It never fails, every single time I tell someone what I do, it's followed by “What does that mean?” To keep it simple - I write instructions.
So, currently, I’m on a contract with Google as a Content Strategist. Prior to this role, my job title was Technical Writer.
The instructions I write typically vary in four ways:
Product (online application, mobile app, or physical product)
How people consume the instructions (instructional manual, help center articles, videos, etc.)
What they are expected to do with the instructions aka “call-to-action”
Let’s dive into a couple of real-world examples:
Example 1: Writing for online advertisers
At Google, I write instructions for online advertisers who want to launch and improve their Google advertising campaign. The product they use to do so is Google AdWords. How they consume the content is via online help center articles.
I expect my advertisers to implement specific product features that I am responsible for such as create a text ad or add tracking to their website pages. I also write content within Google AdWords itself such as the pop-up alerts that let them know there’s a new product feature for them to try out. I most likely wrote the text they see on buttons, tabs, fields, or other texts to help advertisers navigate their way around Google AdWords.
Example 2: Writing for financial professionals
At my previous role with MSRB - a financial regulatory agency, I had several audiences, but I’ll touch on one specifically - dealers who need to disclose financial information about their dealings. I’m talking about municipal bond type deals, not drug deals LOL.
The municipal securities dealers need instructions on how to submit their data so that they are compliant with the rules set by MSRB. The software product to make those submissions is called EMMA.
I created a series of instructions in video form because the manuals were quite long and cumbersome. The goal was to help them through the process so that they can continue issuing deals according to the regulations. If that was a bit over your head, maybe this will help.
Example 3: Writing for mobile app developers
If you have the Google maps app on your phone, chances are you've seen a Lyft or Uber icon within the app.

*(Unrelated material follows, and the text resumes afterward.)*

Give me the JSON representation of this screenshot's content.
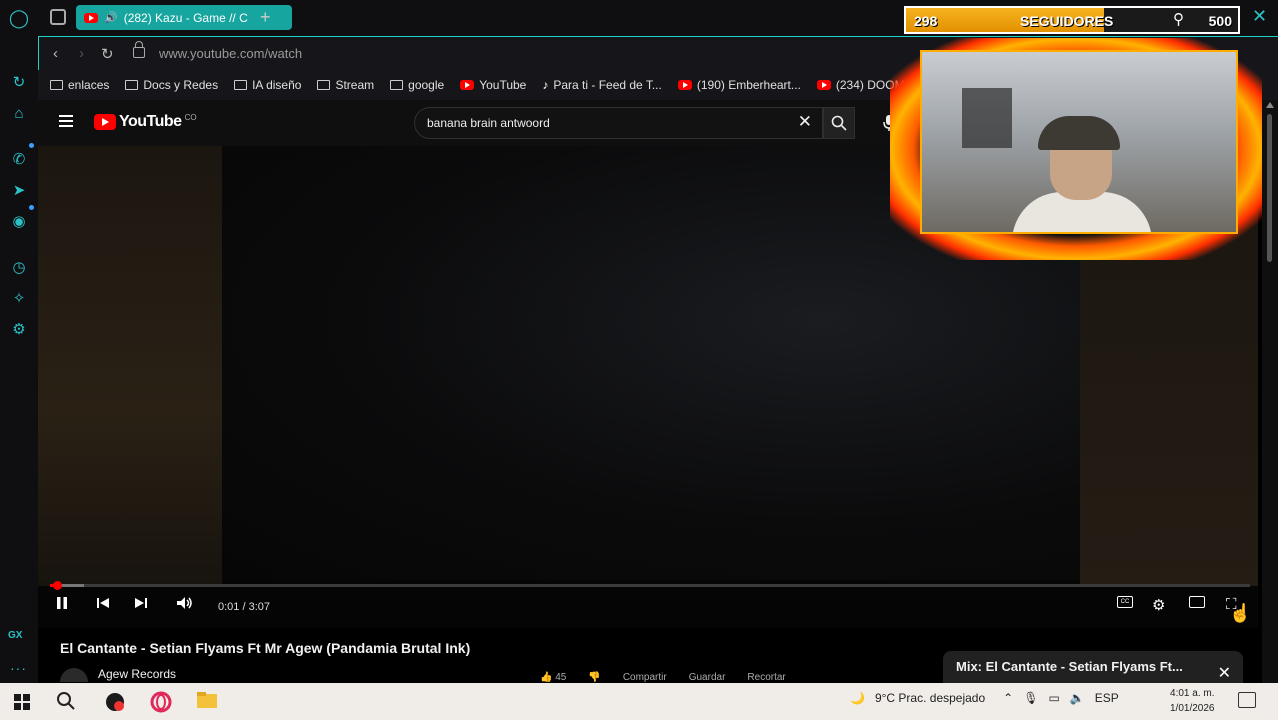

Well, in order for that to happen, developers had to figure out how to integrate their codes so that people can call a Lyft or Uber with just a tap when they search for a destination in the Google maps app.
So, to learn how to integrate their codes, developers need instructions on how to do so. They won't typically find it in a help center article, but they're usually housed in their APIs (application program interface).
As a technical writer, you help write those instructions. You help developers figure out what they need to make their apps integrate and work. Make sense?
Do you have to be an expert in the product?
As you can see, these examples span across very different products and industries. I don’t have a background in online advertising, financial services, or mobile app development, but I am able to learn and apply core technical writing skills to create the right type of content for my audience.
No matter what product you’re writing about, your focus is on who your audience is and how you can help them achieve a specific goal. Don’t fret, 9 times out of 10, you’re not creating content out of thin air. You get to collaborate with developers, product managers, designers, and other experts who can help you create the best content possible for your audience.
Job titles may vary
These are just samplings of what you can do as a writer in Tech. In my mind, tech writing is all about writing content that helps people understand and use a product or service. It could be the next high-tech refrigerator, project management software, or food delivery app.
Your goal as a technical writer, content strategist, website copywriter, UX/UI writer, whatever your title may be, is to make that user experience as easy and seamless as possible with the power of words.
Here's a fun exercise where you get to pretend to be a tech writer for Google or Apple. Give it a shot!
Still have questions about what tech writing is all about? Sign up for my free e-course where I dish about what these type of roles are like, how much they earn, and more.